++++ Given information

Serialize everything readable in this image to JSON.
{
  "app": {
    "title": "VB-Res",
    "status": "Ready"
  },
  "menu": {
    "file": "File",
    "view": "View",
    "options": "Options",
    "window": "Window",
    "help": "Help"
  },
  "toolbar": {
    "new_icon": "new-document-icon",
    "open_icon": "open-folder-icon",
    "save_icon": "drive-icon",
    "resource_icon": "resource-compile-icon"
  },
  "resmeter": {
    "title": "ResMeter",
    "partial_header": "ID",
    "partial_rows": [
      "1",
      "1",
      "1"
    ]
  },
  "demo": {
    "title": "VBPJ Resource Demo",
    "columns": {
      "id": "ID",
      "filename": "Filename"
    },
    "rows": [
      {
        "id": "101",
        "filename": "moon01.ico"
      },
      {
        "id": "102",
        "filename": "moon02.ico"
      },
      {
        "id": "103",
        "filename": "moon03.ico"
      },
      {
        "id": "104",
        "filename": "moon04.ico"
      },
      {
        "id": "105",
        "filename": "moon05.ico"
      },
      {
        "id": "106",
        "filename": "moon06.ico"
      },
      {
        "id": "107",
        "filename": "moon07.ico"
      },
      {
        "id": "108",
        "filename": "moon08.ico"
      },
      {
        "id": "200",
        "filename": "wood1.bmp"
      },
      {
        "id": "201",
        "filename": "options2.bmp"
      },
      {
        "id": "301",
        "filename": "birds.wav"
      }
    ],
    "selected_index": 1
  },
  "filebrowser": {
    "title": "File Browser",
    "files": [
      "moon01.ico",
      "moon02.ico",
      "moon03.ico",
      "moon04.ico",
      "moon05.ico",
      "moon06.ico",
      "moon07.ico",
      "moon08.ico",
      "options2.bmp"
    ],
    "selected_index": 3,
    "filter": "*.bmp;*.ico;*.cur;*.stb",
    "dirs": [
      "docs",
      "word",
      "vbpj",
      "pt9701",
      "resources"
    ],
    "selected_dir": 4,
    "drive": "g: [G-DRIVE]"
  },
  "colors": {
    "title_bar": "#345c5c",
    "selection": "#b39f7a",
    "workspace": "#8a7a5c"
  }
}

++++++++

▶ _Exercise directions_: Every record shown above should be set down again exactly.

▶ _Answer below_:
Serialize everything readable in this image to JSON.
{
  "app": {
    "title": "VB-Res",
    "status": "Ready"
  },
  "menu": {
    "file": "File",
    "view": "View",
    "options": "Options",
    "window": "Window",
    "help": "Help"
  },
  "toolbar": {
    "new_icon": "new-document-icon",
    "open_icon": "open-folder-icon",
    "save_icon": "drive-icon",
    "resource_icon": "resource-compile-icon"
  },
  "resmeter": {
    "title": "ResMeter",
    "partial_header": "ID",
    "partial_rows": [
      "1",
      "1",
      "1"
    ]
  },
  "demo": {
    "title": "VBPJ Resource Demo",
    "columns": {
      "id": "ID",
      "filename": "Filename"
    },
    "rows": [
      {
        "id": "101",
        "filename": "moon01.ico"
      },
      {
        "id": "102",
        "filename": "moon02.ico"
      },
      {
        "id": "103",
        "filename": "moon03.ico"
      },
      {
        "id": "104",
        "filename": "moon04.ico"
      },
      {
        "id": "105",
        "filename": "moon05.ico"
      },
      {
        "id": "106",
        "filename": "moon06.ico"
      },
      {
        "id": "107",
        "filename": "moon07.ico"
      },
      {
        "id": "108",
        "filename": "moon08.ico"
      },
      {
        "id": "200",
        "filename": "wood1.bmp"
      },
      {
        "id": "201",
        "filename": "options2.bmp"
      },
      {
        "id": "301",
        "filename": "birds.wav"
      }
    ],
    "selected_index": 1
  },
  "filebrowser": {
    "title": "File Browser",
    "files": [
      "moon01.ico",
      "moon02.ico",
      "moon03.ico",
      "moon04.ico",
      "moon05.ico",
      "moon06.ico",
      "moon07.ico",
      "moon08.ico",
      "options2.bmp"
    ],
    "selected_index": 3,
    "filter": "*.bmp;*.ico;*.cur;*.stb",
    "dirs": [
      "docs",
      "word",
      "vbpj",
      "pt9701",
      "resources"
    ],
    "selected_dir": 4,
    "drive": "g: [G-DRIVE]"
  },
  "colors": {
    "title_bar": "#345c5c",
    "selection": "#b39f7a",
    "workspace": "#8a7a5c"
  }
}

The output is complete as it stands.